Send to

Choose Destination
Antonie Van Leeuwenhoek. 2005 Aug;88(2):87-102.

Arcanobacterium pyogenes: molecular pathogenesis of an animal opportunist.

Author information

1
Department of Veterinary Science and Microbiology, University of Arizona, 1117 East Lowell Street, Tucson, AZ 85721, USA. jost@u.arizona.edu

Abstract

Arcanobacterium pyogenes is a commensal and an opportunistic pathogen of economically important livestock, causing diseases as diverse as mastitis, liver abscessation and pneumonia. This organism possesses a number of virulence factors that contribute to its pathogenic potential. A. pyogenes expresses a cholesterol-dependent cytolysin, pyolysin, which is a haemolysin and is cytolytic for immune cells, including macrophages. Expression of pyolysin is required for virulence and this molecule is the most promising vaccine candidate identified to date. A. pyogenes also possesses a number of adherence mechanisms, including two neuraminidases, the action of which are required for full adhesion to epithelial cells, and several extracellular matrix-binding proteins, including a collagen-binding protein, which may be required for adhesion to collagen-rich tissue. A. pyogenes also expresses fimbriae, which are similar to the type 2 fimbriae of Actinomyces naeslundii, and forms biofilms. However, the role of these factors in the pathogenesis of A. pyogenes infections remains to be elucidated. A. pyogenes also invades and survives within epithelial cells and can survive within J774A.1 macrophages for up to 72 h, suggesting an important role for A. pyogenes interaction with host cells during pathogenesis. The two component regulatory system, PloSR, up-regulates pyolysin expression and biofilm formation but down-regulates expression of proteases, suggesting that it may act as a global regulator of A. pyogenes virulence. A. pyogenes is a versatile pathogen, with an arsenal of virulence determinants. However, most aspects of the pathogenesis of infection caused by this important opportunistic pathogen remain poorly characterized.

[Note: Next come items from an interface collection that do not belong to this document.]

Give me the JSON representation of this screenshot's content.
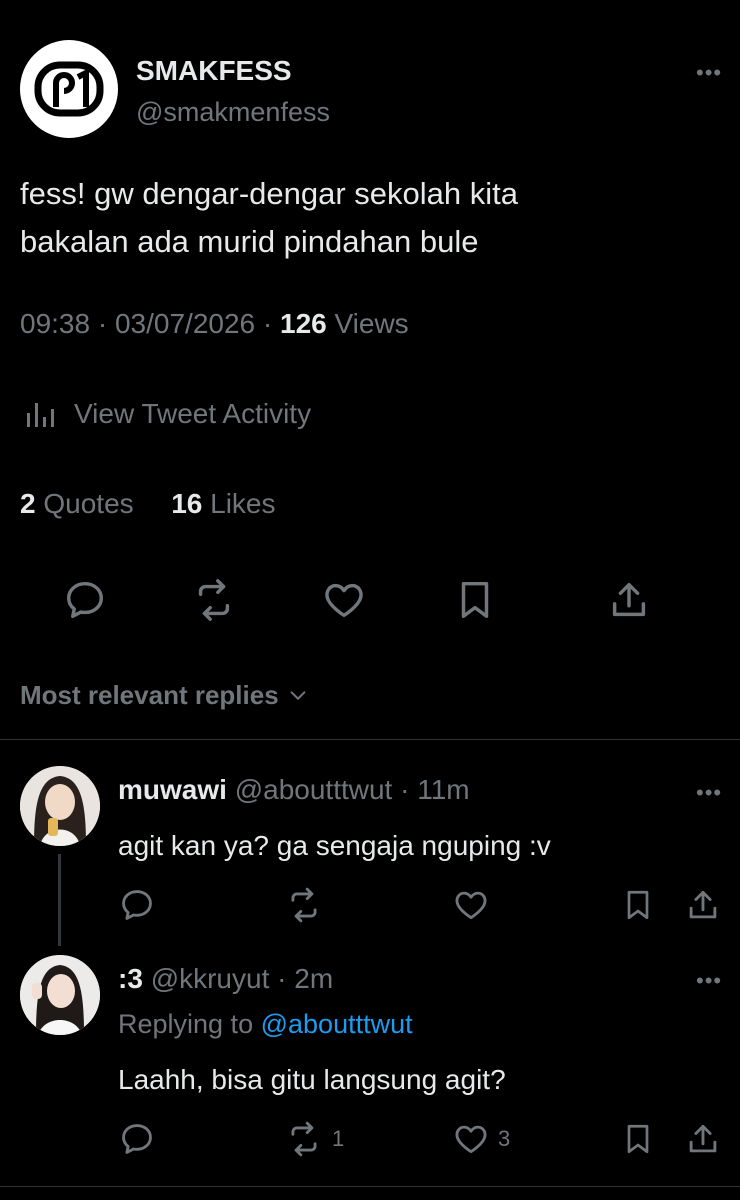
{
  "tweet": {
    "display_name": "SMAKFESS",
    "handle": "@smakmenfess",
    "text_line1": "fess! gw dengar-dengar sekolah kita",
    "text_line2": "bakalan ada murid pindahan bule",
    "time": "09:38",
    "date": "03/07/2026",
    "views_count": "126",
    "views_label": "Views",
    "activity_label": "View Tweet Activity",
    "quotes_count": "2",
    "quotes_label": "Quotes",
    "likes_count": "16",
    "likes_label": "Likes"
  },
  "replies_sort_label": "Most relevant replies",
  "replies": [
    {
      "name": "muwawi",
      "handle": "@aboutttwut",
      "time": "11m",
      "text": "agit kan ya? ga sengaja nguping :v"
    },
    {
      "name": ":3",
      "handle": "@kkruyut",
      "time": "2m",
      "replying_prefix": "Replying to",
      "replying_handle": "@aboutttwut",
      "text": "Laahh, bisa gitu langsung agit?",
      "retweet_count": "1",
      "like_count": "3"
    }
  ],
  "colors": {
    "background": "#000000",
    "text": "#e7e9ea",
    "secondary": "#71767b",
    "link": "#1d9bf0"
  },
  "icons": [
    "more-icon",
    "reply-icon",
    "retweet-icon",
    "like-icon",
    "bookmark-icon",
    "share-icon",
    "analytics-icon",
    "chevron-down-icon"
  ]
}
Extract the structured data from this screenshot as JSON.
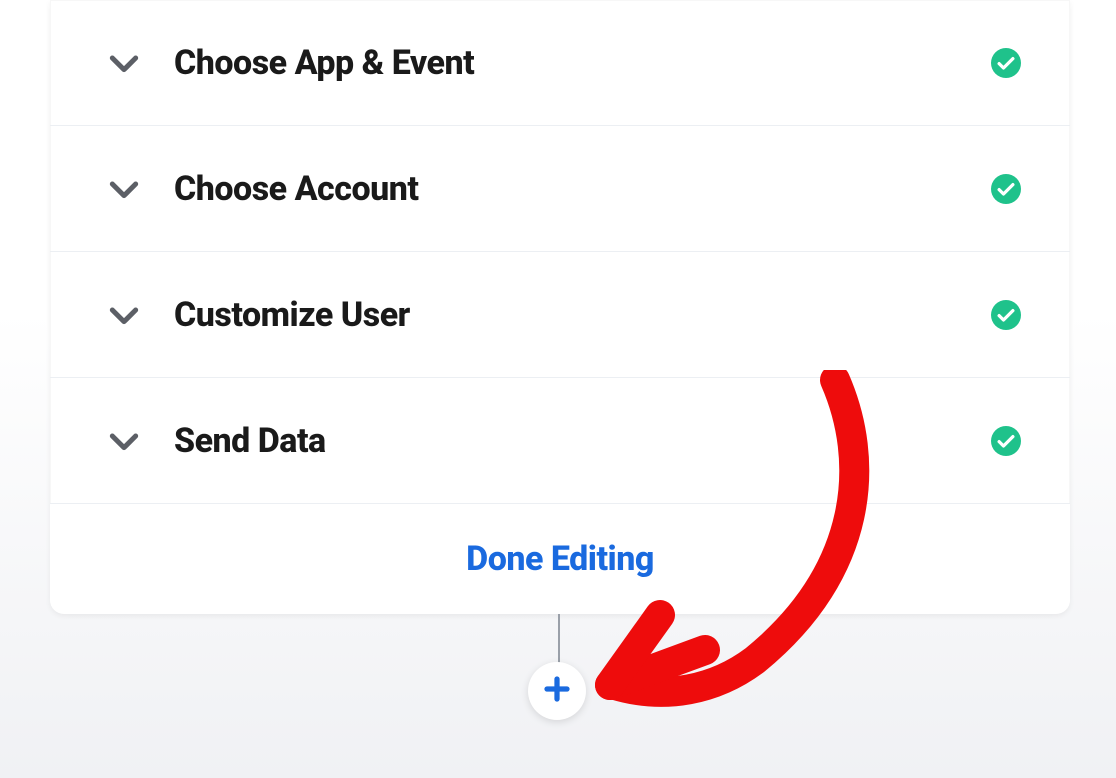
{
  "steps": [
    {
      "title": "Choose App & Event",
      "complete": true
    },
    {
      "title": "Choose Account",
      "complete": true
    },
    {
      "title": "Customize User",
      "complete": true
    },
    {
      "title": "Send Data",
      "complete": true
    }
  ],
  "footer": {
    "done_label": "Done Editing"
  },
  "colors": {
    "accent_blue": "#1a6adf",
    "success_green": "#1fc28b",
    "chevron_gray": "#5c5f66",
    "arrow_red": "#ee0c0c"
  },
  "icons": {
    "chevron": "chevron-down-icon",
    "check": "checkmark-circle-icon",
    "plus": "plus-icon"
  }
}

PMID:
16096685
DOI:
10.1007/s10482-005-2316-5
[Indexed for MEDLINE]

Supplemental Content

Full text links

Icon for Springer
Loading ...
Support Center